ejb-jar.xml is the optional deployment descriptor that is packaged in an EJB module. ejb-jar.xml has two primary elements: enterprise-beans is used to define beans, resources, and services used by the beans, and assembly-descriptor is used to declare security roles, method permissions, declarative transaction settings, and interceptors. In this section we provide references only to the elements relevant to EJB 3, and we don’t discuss any elements in the schema that are for the sole purpose of backward compatibility with EJB 2. You can refer to the schema of ejb-jar.xml at

The enterprise-beans element is used to define EJBs in an EJB-JAR module. You can use session or message-driven tags to define session beans or MDBs.

Corresponding annotation: Ojavax.ejb.Session The session tag is used to define a session bean.

Corresponding annotation: @javax.ejb.MessageDriven The message-driven-bean tag is used to define an MDB.

Common elements for session and message-driven beans

The following elements are commonly used with session and message-driven beans.


Corresponding annotation: Ojavax.ejb.EJB Used to specify dependencies on local EJBs.


Corresponding annotation: Ojavax.ejb.EJB Used to specify remote EJB references.

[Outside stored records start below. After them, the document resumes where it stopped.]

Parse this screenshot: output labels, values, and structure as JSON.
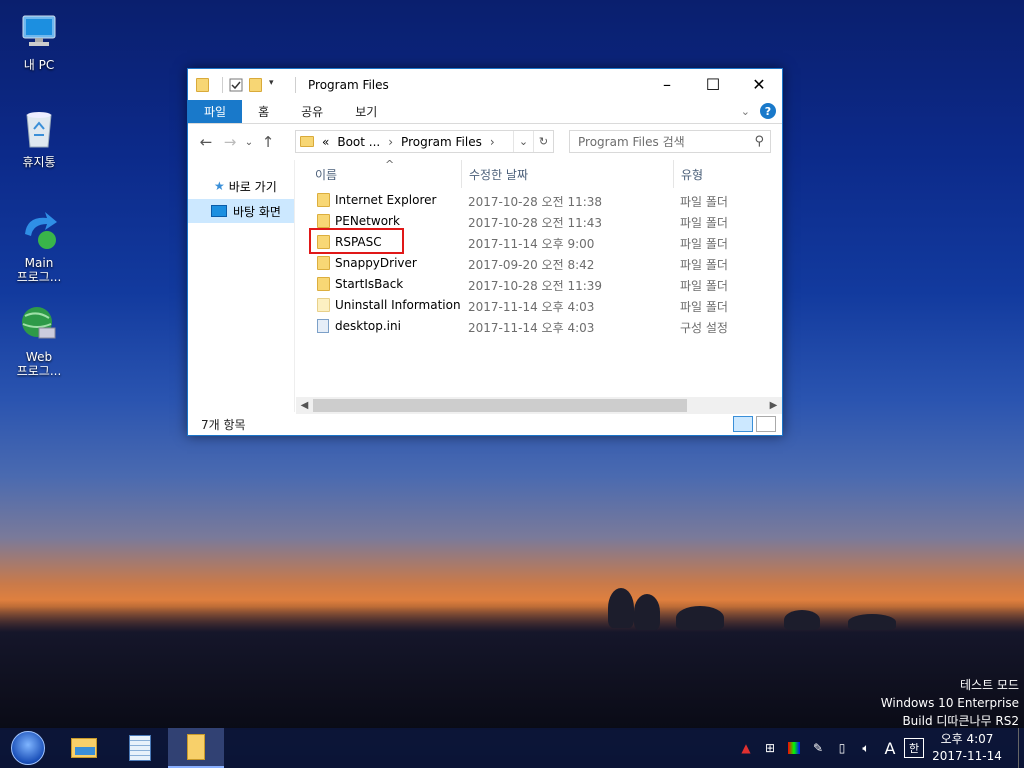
{
  "desktop": {
    "icons": [
      {
        "label": "내 PC",
        "icon": "this-pc-icon"
      },
      {
        "label": "휴지통",
        "icon": "recycle-bin-icon"
      },
      {
        "label": "Main\n프로그...",
        "line1": "Main",
        "line2": "프로그..."
      },
      {
        "label": "Web\n프로그...",
        "line1": "Web",
        "line2": "프로그..."
      }
    ]
  },
  "window": {
    "title": "Program Files",
    "ribbon_tabs": [
      "파일",
      "홈",
      "공유",
      "보기"
    ],
    "help": "?",
    "address": {
      "prefix": "«",
      "crumbs": [
        "Boot ...",
        "Program Files"
      ]
    },
    "search_placeholder": "Program Files 검색",
    "nav_pane": [
      {
        "label": "바로 가기",
        "icon": "star-icon"
      },
      {
        "label": "바탕 화면",
        "icon": "desktop-icon",
        "selected": true
      }
    ],
    "columns": {
      "name": "이름",
      "date": "수정한 날짜",
      "type": "유형"
    },
    "files": [
      {
        "name": "Internet Explorer",
        "date": "2017-10-28 오전 11:38",
        "type": "파일 폴더",
        "kind": "folder"
      },
      {
        "name": "PENetwork",
        "date": "2017-10-28 오전 11:43",
        "type": "파일 폴더",
        "kind": "folder"
      },
      {
        "name": "RSPASC",
        "date": "2017-11-14 오후 9:00",
        "type": "파일 폴더",
        "kind": "folder"
      },
      {
        "name": "SnappyDriver",
        "date": "2017-09-20 오전 8:42",
        "type": "파일 폴더",
        "kind": "folder"
      },
      {
        "name": "StartIsBack",
        "date": "2017-10-28 오전 11:39",
        "type": "파일 폴더",
        "kind": "folder"
      },
      {
        "name": "Uninstall Information",
        "date": "2017-11-14 오후 4:03",
        "type": "파일 폴더",
        "kind": "folder-light"
      },
      {
        "name": "desktop.ini",
        "date": "2017-11-14 오후 4:03",
        "type": "구성 설정",
        "kind": "ini"
      }
    ],
    "status": "7개 항목"
  },
  "watermark": [
    "테스트 모드",
    "Windows 10 Enterprise",
    "Build 디따큰나무 RS2"
  ],
  "taskbar": {
    "tray_lang": "A",
    "tray_ime": "한",
    "time": "오후 4:07",
    "date": "2017-11-14"
  },
  "colors": {
    "accent": "#1979ca",
    "highlight_box": "#e01818",
    "selection": "#cce8ff"
  }
}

Corresponding annotation: @javax.annotation.Resource Used to specify resource references, e.g., data source, JMS connection factories, etc.


Corresponding annotation: @javax.annotation.Resource Used to specify resource JMS destination references, such as a Queue or Topic.

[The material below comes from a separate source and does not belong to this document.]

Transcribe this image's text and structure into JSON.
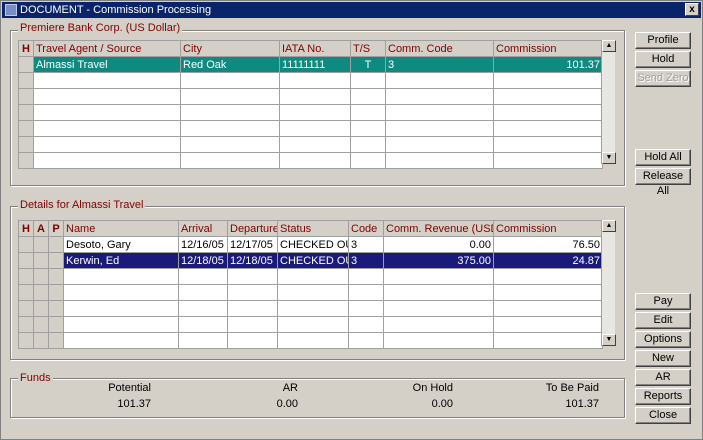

Corresponding annotation: @javax.annotation.Resource Defines environment entries for an EJB.


Corresponding annotation: Used to specify dependency on a web service.

The referenced schema is javaee_web_services_client_1_2.xsd, and we have discussed only elements that are useful for EJBs.


Corresponding annotation: Ojavax.persistence.PersistenceContext Defines references to a container-managed entity manager.


Corresponding annotation: @javax.persistence.PersistenceUnit

Defines references to a persistence unit (i.e., entity manager factory).


This defines the name of a class and a name (field or property) within that class into which a resource, EJB, entity manager, etc. should be injected.

post-construct, pre-destroy, pre-passivate, post-activate

Corresponding annotations: Ojavax.annotation.PostConstruct, Ojavax.annota-tion.PreDestroy, Ojavax.ejb.PrePassivate, Ojavax.ejb.PostActivate Used to define lifecycle methods.


Corresponding annotation: Used to specify security role references.

You can use the assembly-descriptor element to specify declarative transactions, security role and method permissions, and interceptor binding.


Corresponding annotation:

Used to define the security roles used in the application. This is similar to the

@DeclareRoles annotation.


Corresponding annotation:

Defines the security for EJB methods and signifies which roles are allowed to execute which methods.


Defines the transaction settings for different EJB methods. Equivalent of the

@TransactionAttribute annotation.


Defines interceptors either at the module (default interceptor), class, or method level. Similar to the @javax.interceptor.Interceptors annotation.


Corresponding annotation:

Lists the names of the methods customers are not allowed to execute.


Corresponding annotation: @javax.ejb.ApplicationException Defines an application exception.

Sohum Srikanth